The Kremlin on Thursday vowed to retaliate against "unacceptable" new US sanctions against Russia over its alleged role in a nerve agent attack on a former spy as the ruble and Russian stocks tumbled.
The action by the US State Department is the latest salvo in a series of disputes between the rival powers and comes less than a month after US President Donald Trump met his Russian counterpart Vladimir Putin in Helsinki.
The State Department said Wednesday the new sanctions were in response to "the use of a 'Novichok' nerve agent in an attempt to assassinate UK citizen Sergei Skripal" -- who was a Russian double agent -- and his daughter Yulia on English soil in March.
They are aimed at punishing Putin's government for having "used chemical or biological weapons in violation of international law," spokeswoman Heather Nauert said in a statement.
But the punitive measures triggered a furious reaction from Moscow.
Russia will "work on developing retaliatory measures," foreign ministry spokeswoman Maria Zakharova told journalists, accusing the US of "demonising Russia".
"We consider categorically unacceptable the linking of new restrictions, which we as before consider illegal, to the case in Salisbury," Kremlin spokesman Dmitry Peskov told journalists.
He called the US an unpredictable partner but said "Moscow retains hopes of building constructive relations with Washington".
The announcement of sanctions caused Russian stock markets to drop dramatically on opening and the ruble reached its lowest point since November 2016. The markets and the currency rebounded slightly over the day while remaining sharply down.
Finance minister Anton Siluanov assured Russians that the government and the central bank have "all the necessary tools to ensure financial stability," saying the economy has become more resistant to external shocks in recent years.
- Threat of wider sanctions -
The move could cut off hundreds of millions of dollars worth of exports to Russia, said a senior State Department official on condition of anonymity.
The official told reporters the administration decided to impose a "presumption of denial" for the sale to Russia of "national security sensitive" US technologies that require federal government approval.

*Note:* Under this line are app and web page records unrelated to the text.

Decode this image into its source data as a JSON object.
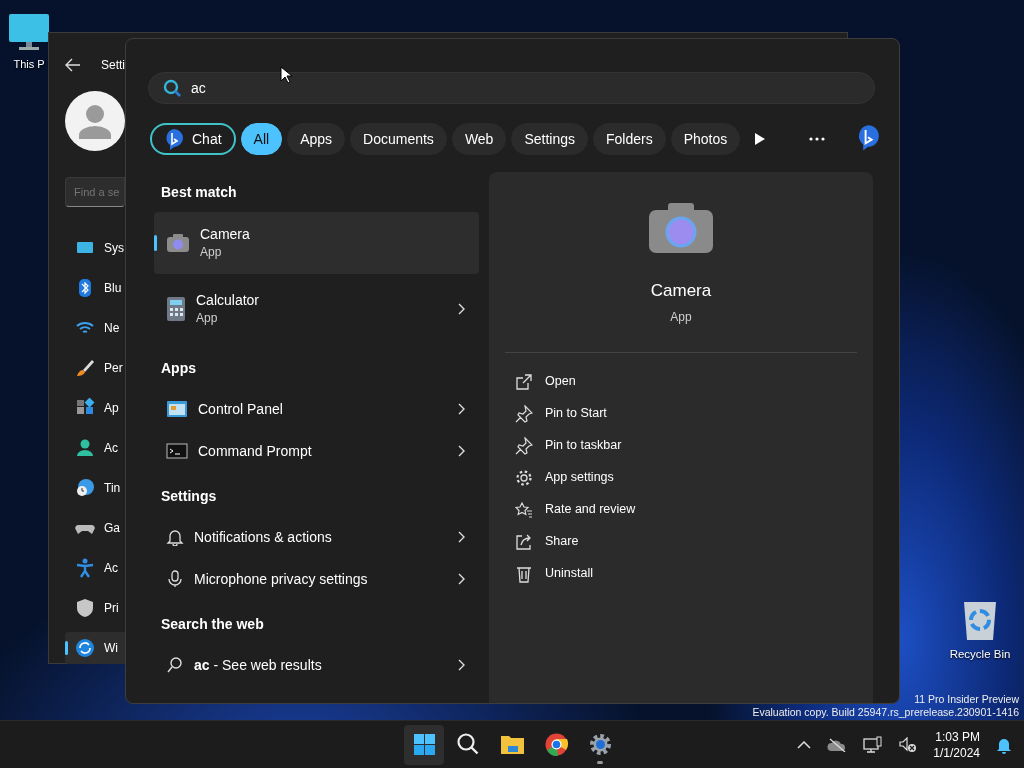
{
  "desktop_icons": [
    {
      "label": "This P"
    },
    {
      "label": "Recycle Bin"
    }
  ],
  "settings_window": {
    "title": "Setti",
    "search_placeholder": "Find a se",
    "nav": [
      {
        "label": "Sys",
        "selected": false
      },
      {
        "label": "Blu",
        "selected": false
      },
      {
        "label": "Ne",
        "selected": false
      },
      {
        "label": "Per",
        "selected": false
      },
      {
        "label": "Ap",
        "selected": false
      },
      {
        "label": "Ac",
        "selected": false
      },
      {
        "label": "Tin",
        "selected": false
      },
      {
        "label": "Ga",
        "selected": false
      },
      {
        "label": "Ac",
        "selected": false
      },
      {
        "label": "Pri",
        "selected": false
      },
      {
        "label": "Wi",
        "selected": true
      }
    ]
  },
  "search": {
    "value": "ac"
  },
  "filters": [
    {
      "label": "Chat",
      "kind": "chat",
      "selected": false
    },
    {
      "label": "All",
      "kind": "chip",
      "selected": true
    },
    {
      "label": "Apps",
      "kind": "chip",
      "selected": false
    },
    {
      "label": "Documents",
      "kind": "chip",
      "selected": false
    },
    {
      "label": "Web",
      "kind": "chip",
      "selected": false
    },
    {
      "label": "Settings",
      "kind": "chip",
      "selected": false
    },
    {
      "label": "Folders",
      "kind": "chip",
      "selected": false
    },
    {
      "label": "Photos",
      "kind": "chip",
      "selected": false
    }
  ],
  "results": [
    {
      "kind": "header",
      "title": "Best match"
    },
    {
      "kind": "item",
      "title": "Camera",
      "subtitle": "App",
      "selected": true
    },
    {
      "kind": "item",
      "title": "Calculator",
      "subtitle": "App",
      "selected": false
    },
    {
      "kind": "header",
      "title": "Apps"
    },
    {
      "kind": "item",
      "title": "Control Panel",
      "selected": false
    },
    {
      "kind": "item",
      "title": "Command Prompt",
      "selected": false
    },
    {
      "kind": "header",
      "title": "Settings"
    },
    {
      "kind": "item",
      "title": "Notifications & actions",
      "selected": false
    },
    {
      "kind": "item",
      "title": "Microphone privacy settings",
      "selected": false
    },
    {
      "kind": "header",
      "title": "Search the web"
    },
    {
      "kind": "item",
      "title": "**ac** - See web results",
      "selected": false
    }
  ],
  "preview": {
    "title": "Camera",
    "subtitle": "App",
    "actions": [
      "Open",
      "Pin to Start",
      "Pin to taskbar",
      "App settings",
      "Rate and review",
      "Share",
      "Uninstall"
    ]
  },
  "system_notice": [
    "11 Pro Insider Preview",
    "Evaluation copy. Build 25947.rs_prerelease.230901-1416"
  ],
  "taskbar": {
    "apps": [
      {
        "kind": "start",
        "selected": true,
        "running": false
      },
      {
        "kind": "search",
        "selected": false,
        "running": false
      },
      {
        "kind": "explorer",
        "selected": false,
        "running": false
      },
      {
        "kind": "chrome",
        "selected": false,
        "running": false
      },
      {
        "kind": "settings",
        "selected": false,
        "running": true
      }
    ]
  },
  "clock": {
    "time": "1:03 PM",
    "date": "1/1/2024"
  }
}
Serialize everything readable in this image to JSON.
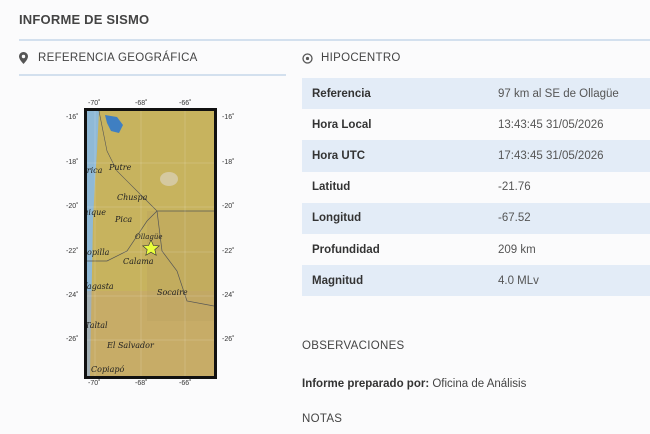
{
  "header": {
    "title": "INFORME DE SISMO"
  },
  "geo": {
    "title": "REFERENCIA GEOGRÁFICA",
    "map": {
      "lon_ticks": [
        "-70˚",
        "-68˚",
        "-66˚"
      ],
      "lat_ticks": [
        "-16˚",
        "-18˚",
        "-20˚",
        "-22˚",
        "-24˚",
        "-26˚"
      ],
      "places": [
        "Putre",
        "Arica",
        "Chuspa",
        "Iquique",
        "Pica",
        "Ollagüe",
        "Tocopilla",
        "Calama",
        "Antofagasta",
        "Socaire",
        "Taltal",
        "El Salvador",
        "Copiapó"
      ]
    }
  },
  "hypo": {
    "title": "HIPOCENTRO",
    "rows": [
      {
        "k": "Referencia",
        "v": "97 km al SE de Ollagüe"
      },
      {
        "k": "Hora Local",
        "v": "13:43:45 31/05/2026"
      },
      {
        "k": "Hora UTC",
        "v": "17:43:45 31/05/2026"
      },
      {
        "k": "Latitud",
        "v": "-21.76"
      },
      {
        "k": "Longitud",
        "v": "-67.52"
      },
      {
        "k": "Profundidad",
        "v": "209 km"
      },
      {
        "k": "Magnitud",
        "v": "4.0 MLv"
      }
    ]
  },
  "obs": {
    "title": "OBSERVACIONES",
    "prepared_label": "Informe preparado por:",
    "prepared_value": " Oficina de Análisis"
  },
  "notas": {
    "title": "NOTAS"
  }
}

Such technologies have often been used in items including electronic devices as well as calibration equipment. The exports were previously allowed on a case-by-case basis.
In the event of non-compliance, the official added, a second round of "draconian" sanctions would be given a green light. These could go as far as a ban on Russian airlines using US airports.
The latest US action follows the Treasury's imposition of sanctions in March against 19 Russian citizens and five entities for interfering in the 2016 US election -- the toughest steps against Moscow since Trump took office.
Also in March, Washington ordered the expulsion of 60 Russian diplomats, and the closure of Russia's consulate general in Seattle.
Moscow ordered 60 American diplomats expelled in a tit-for-tat response.
- 'Provocative, reckless behaviour' -
Britain said it welcomed the US response to the chemical attack in Salisbury, the sleepy English town where the Skripals were poisoned.
A spokesman for Prime Minister Theresa May said the sanctions send "an unequivocal message to Russia that its provocative, reckless behaviour will not go unchallenged".
This week, Britain's Guardian newspaper reported London is preparing to ask Moscow to extradite two Russian citizens suspected of carrying out the Salisbury attack.
The Skripals survived but a British couple was poisoned by the same Novichok agent in a nearby town, one of whom, 44-year-old Dawn Sturgess, subsequently died.
Moscow has angrily rejected any involvement in the poisoning, plunging diplomatic relations with London into crisis.
The Russian economy is still reeling from international sanctions imposed on Moscow in 2014 over its actions in Ukraine and a crash in oil prices the same year.
While Russia returned to growth in 2017 after two years of recession, it pales in comparison with growth figures seen during Putin's first two terms in office from 2000 to 2008 thanks to soaring oil prices.